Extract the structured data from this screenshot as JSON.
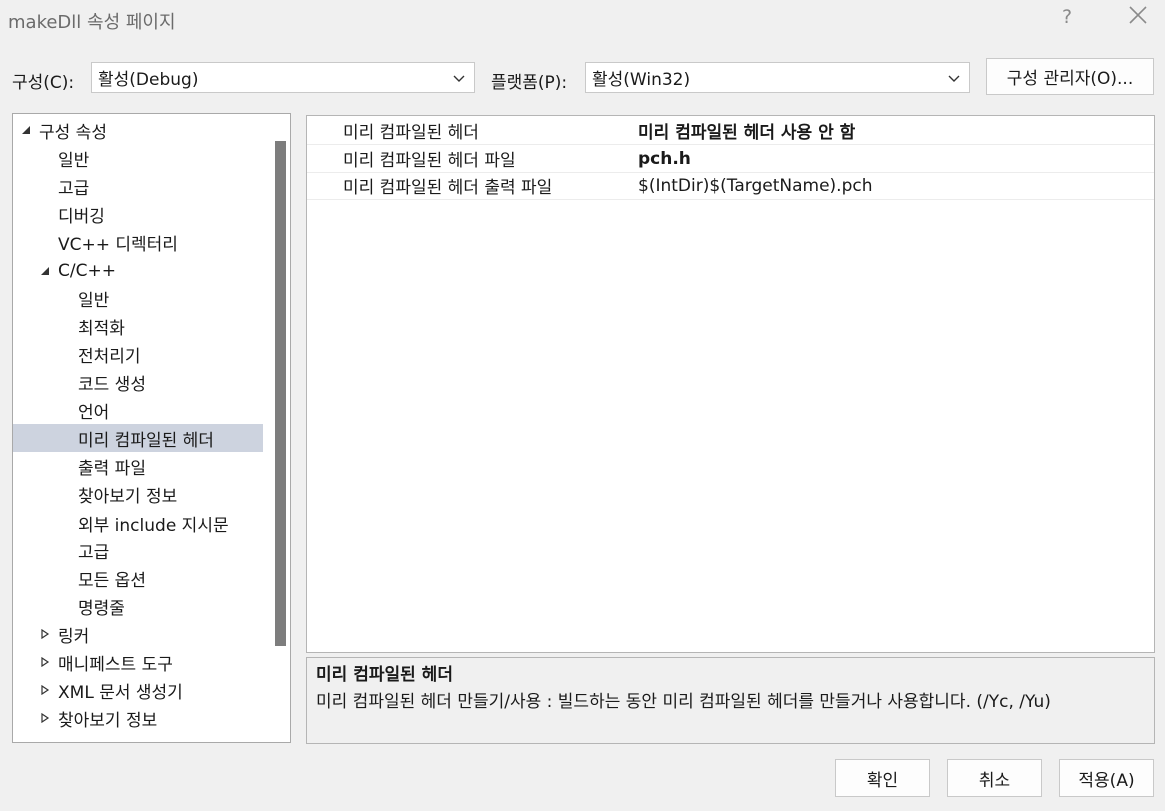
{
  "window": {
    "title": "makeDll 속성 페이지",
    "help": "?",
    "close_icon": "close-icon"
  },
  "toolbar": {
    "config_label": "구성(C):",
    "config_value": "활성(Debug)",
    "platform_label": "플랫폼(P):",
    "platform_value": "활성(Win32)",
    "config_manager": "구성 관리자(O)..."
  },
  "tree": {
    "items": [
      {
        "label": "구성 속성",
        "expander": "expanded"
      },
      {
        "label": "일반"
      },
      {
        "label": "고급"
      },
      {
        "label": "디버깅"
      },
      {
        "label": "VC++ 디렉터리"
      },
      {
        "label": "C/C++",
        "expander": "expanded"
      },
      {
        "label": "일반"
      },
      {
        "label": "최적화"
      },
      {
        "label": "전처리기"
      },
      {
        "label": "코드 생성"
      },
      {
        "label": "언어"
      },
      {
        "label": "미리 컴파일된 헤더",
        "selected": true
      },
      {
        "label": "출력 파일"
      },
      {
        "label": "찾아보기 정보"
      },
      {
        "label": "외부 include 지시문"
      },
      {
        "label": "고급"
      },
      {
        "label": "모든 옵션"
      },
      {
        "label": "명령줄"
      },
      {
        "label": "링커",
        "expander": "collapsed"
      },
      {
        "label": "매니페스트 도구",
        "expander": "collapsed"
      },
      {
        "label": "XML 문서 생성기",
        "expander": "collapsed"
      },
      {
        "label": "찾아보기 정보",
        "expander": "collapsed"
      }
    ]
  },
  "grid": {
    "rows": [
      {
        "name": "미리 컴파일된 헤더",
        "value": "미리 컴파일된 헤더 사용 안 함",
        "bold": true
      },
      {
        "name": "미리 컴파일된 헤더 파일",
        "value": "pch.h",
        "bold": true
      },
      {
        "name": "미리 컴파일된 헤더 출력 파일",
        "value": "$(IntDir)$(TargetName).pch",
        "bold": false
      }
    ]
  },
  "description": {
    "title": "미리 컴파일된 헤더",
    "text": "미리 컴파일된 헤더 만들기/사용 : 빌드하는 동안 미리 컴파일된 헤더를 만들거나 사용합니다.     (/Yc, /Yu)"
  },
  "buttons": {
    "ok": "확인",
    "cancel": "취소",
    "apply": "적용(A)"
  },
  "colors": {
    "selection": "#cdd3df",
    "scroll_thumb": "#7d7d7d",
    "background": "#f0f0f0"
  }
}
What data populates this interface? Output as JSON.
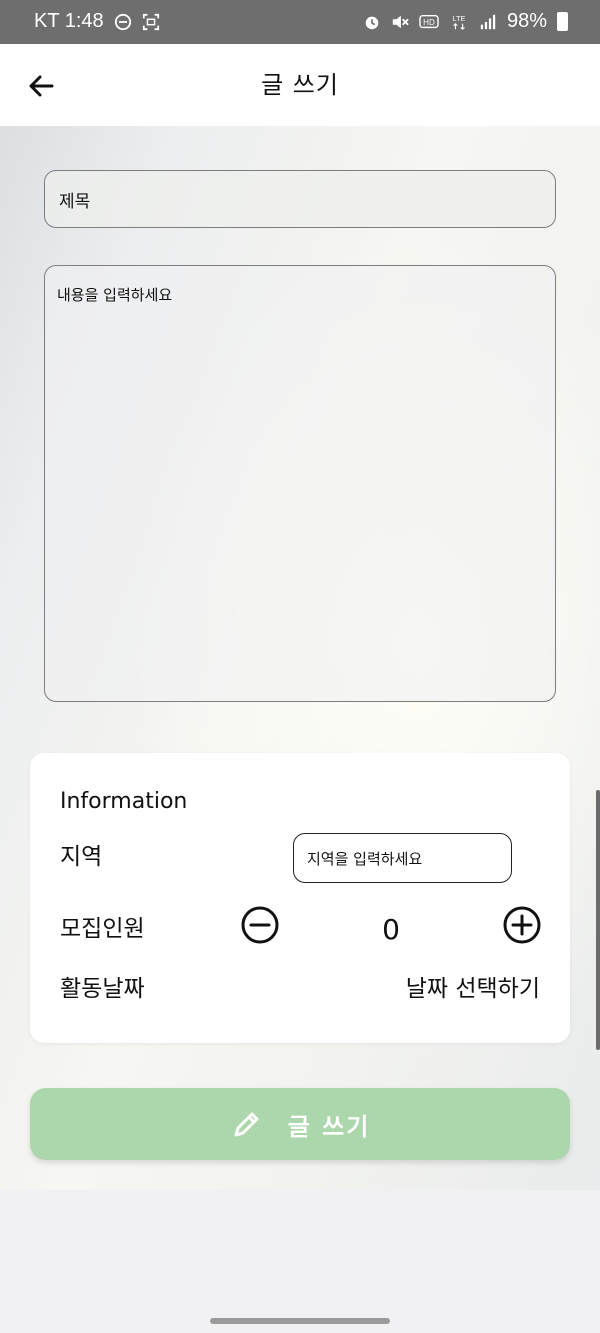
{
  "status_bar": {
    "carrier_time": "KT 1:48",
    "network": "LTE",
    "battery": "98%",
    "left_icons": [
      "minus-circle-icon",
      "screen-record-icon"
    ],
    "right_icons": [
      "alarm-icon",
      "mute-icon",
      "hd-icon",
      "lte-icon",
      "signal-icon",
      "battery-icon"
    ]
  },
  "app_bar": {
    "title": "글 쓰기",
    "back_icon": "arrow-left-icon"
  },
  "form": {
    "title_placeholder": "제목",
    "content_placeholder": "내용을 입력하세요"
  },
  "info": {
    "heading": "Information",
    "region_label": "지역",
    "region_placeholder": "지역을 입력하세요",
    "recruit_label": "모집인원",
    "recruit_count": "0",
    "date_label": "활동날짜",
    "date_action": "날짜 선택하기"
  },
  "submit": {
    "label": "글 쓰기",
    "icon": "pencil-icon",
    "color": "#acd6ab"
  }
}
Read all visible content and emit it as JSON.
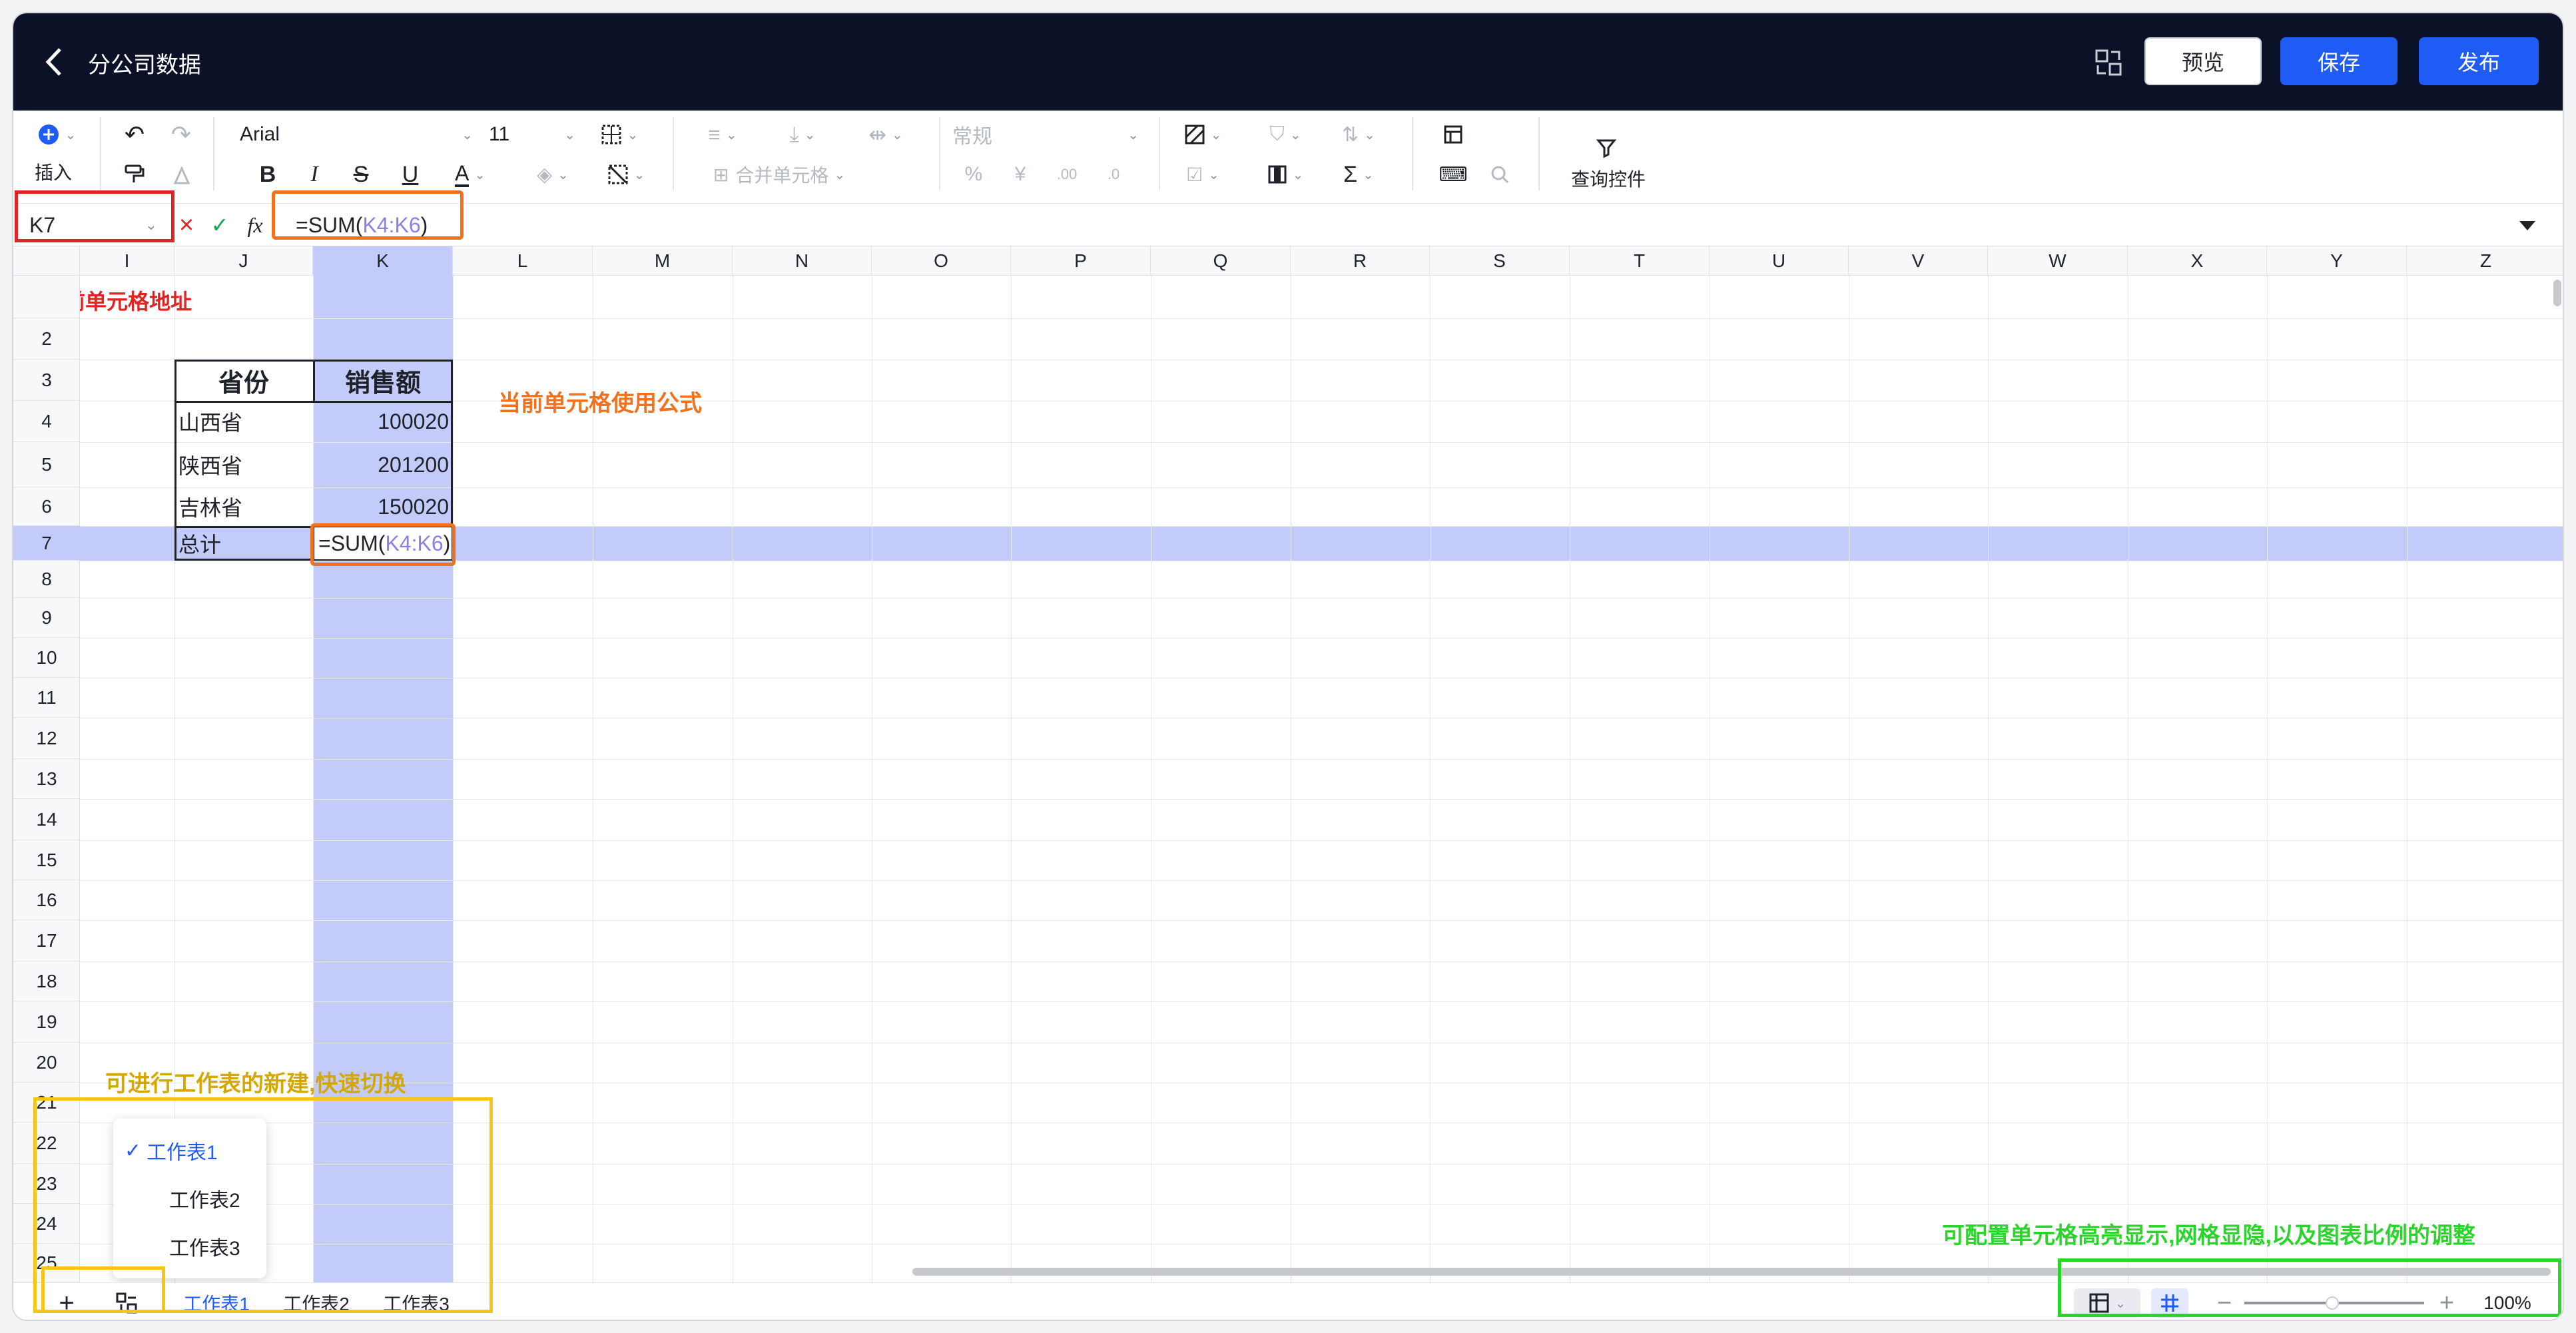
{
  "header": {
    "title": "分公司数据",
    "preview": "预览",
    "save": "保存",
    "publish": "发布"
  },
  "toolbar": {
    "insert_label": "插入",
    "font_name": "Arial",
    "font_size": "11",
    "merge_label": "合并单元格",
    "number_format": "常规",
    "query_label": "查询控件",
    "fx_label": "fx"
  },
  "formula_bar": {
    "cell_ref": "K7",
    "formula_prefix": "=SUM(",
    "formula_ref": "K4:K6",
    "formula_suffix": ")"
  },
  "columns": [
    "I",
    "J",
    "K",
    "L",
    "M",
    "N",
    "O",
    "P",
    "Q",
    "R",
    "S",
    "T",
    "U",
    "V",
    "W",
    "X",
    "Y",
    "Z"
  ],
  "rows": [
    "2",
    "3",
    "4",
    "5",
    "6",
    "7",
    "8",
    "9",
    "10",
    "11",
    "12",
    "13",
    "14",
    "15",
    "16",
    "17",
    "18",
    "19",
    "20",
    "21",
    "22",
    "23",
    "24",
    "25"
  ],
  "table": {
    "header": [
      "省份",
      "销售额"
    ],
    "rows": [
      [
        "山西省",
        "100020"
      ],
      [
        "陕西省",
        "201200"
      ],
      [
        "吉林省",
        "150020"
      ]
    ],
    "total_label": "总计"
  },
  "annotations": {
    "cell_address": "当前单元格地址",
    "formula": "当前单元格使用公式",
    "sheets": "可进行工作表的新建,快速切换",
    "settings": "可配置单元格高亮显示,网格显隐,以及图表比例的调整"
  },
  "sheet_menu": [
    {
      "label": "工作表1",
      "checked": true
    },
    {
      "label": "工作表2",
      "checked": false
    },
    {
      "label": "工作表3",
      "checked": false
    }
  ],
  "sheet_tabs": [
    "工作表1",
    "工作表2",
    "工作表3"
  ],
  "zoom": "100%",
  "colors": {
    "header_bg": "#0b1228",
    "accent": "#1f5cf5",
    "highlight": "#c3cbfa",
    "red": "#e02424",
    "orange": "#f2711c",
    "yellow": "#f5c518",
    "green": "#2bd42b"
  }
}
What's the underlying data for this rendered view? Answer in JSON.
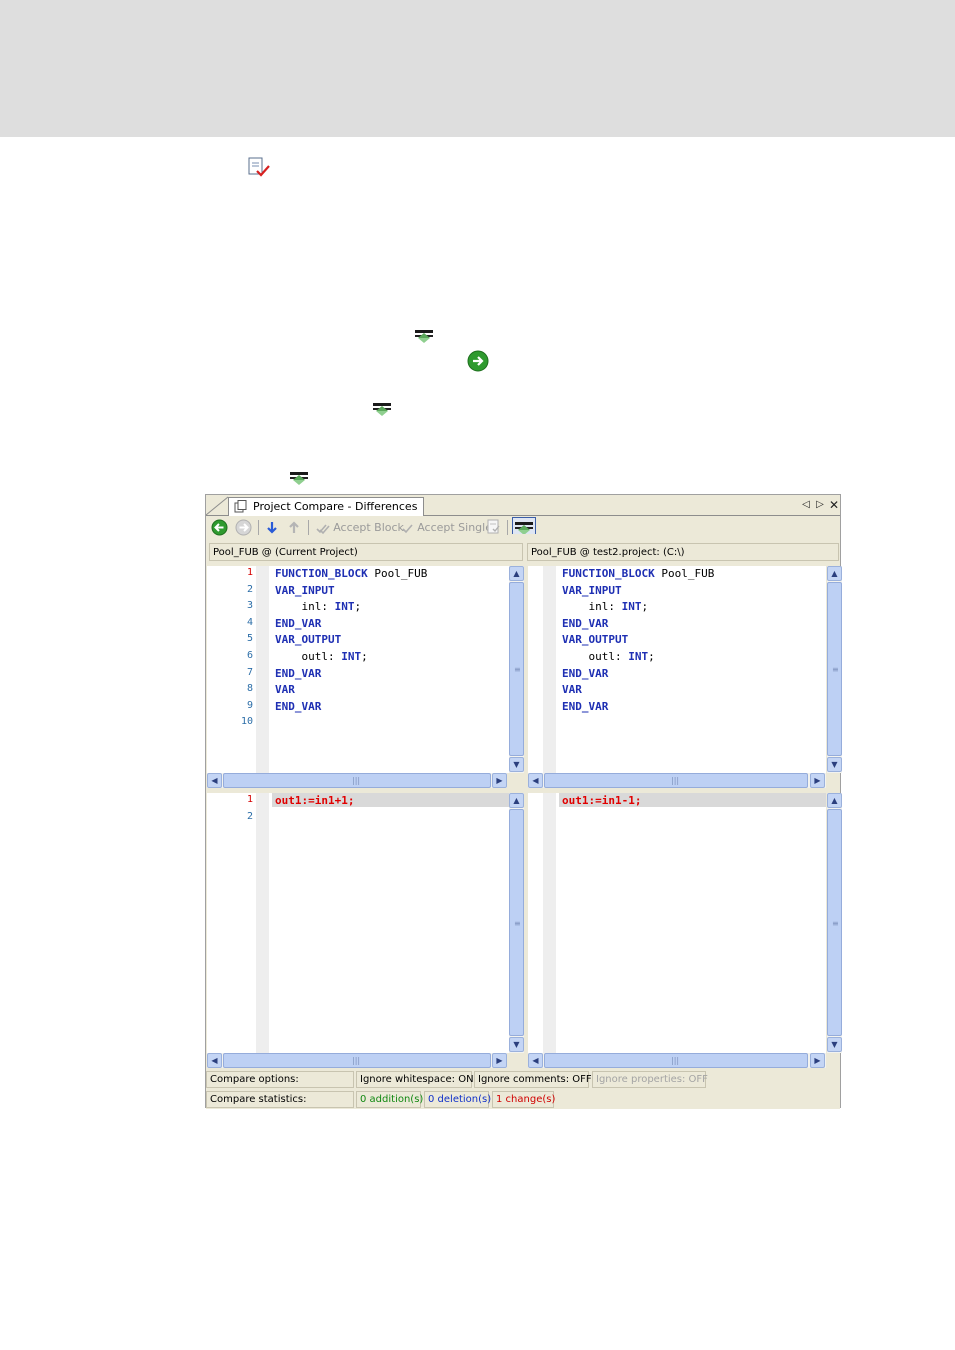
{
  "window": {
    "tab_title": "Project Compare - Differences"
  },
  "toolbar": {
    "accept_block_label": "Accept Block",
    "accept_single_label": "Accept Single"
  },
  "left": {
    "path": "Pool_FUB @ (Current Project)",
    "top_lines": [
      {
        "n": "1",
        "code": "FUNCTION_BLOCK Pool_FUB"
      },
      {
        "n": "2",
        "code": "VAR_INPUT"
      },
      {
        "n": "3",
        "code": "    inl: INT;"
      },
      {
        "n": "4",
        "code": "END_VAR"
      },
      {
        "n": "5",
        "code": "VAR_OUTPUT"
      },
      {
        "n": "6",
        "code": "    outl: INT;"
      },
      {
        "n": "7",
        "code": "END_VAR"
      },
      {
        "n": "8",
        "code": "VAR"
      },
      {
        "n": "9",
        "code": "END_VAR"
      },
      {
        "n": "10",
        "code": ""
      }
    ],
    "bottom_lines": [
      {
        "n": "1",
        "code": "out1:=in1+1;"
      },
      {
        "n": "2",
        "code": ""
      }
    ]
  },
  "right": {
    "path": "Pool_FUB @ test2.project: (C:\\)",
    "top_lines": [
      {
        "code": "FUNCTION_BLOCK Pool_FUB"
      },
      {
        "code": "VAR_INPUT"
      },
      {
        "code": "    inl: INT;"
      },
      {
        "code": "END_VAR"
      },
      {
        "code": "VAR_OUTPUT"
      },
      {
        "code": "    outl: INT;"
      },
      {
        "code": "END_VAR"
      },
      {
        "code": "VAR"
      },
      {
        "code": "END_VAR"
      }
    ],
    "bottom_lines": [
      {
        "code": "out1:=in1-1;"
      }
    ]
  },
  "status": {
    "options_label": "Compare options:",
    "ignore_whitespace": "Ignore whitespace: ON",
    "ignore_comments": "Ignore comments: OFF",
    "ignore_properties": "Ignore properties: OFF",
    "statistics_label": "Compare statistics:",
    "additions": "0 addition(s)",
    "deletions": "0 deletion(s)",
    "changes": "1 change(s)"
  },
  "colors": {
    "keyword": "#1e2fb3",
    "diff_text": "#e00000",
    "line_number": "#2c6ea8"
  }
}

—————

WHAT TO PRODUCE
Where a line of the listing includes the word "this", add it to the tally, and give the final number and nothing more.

REPLY TO THE TASK
3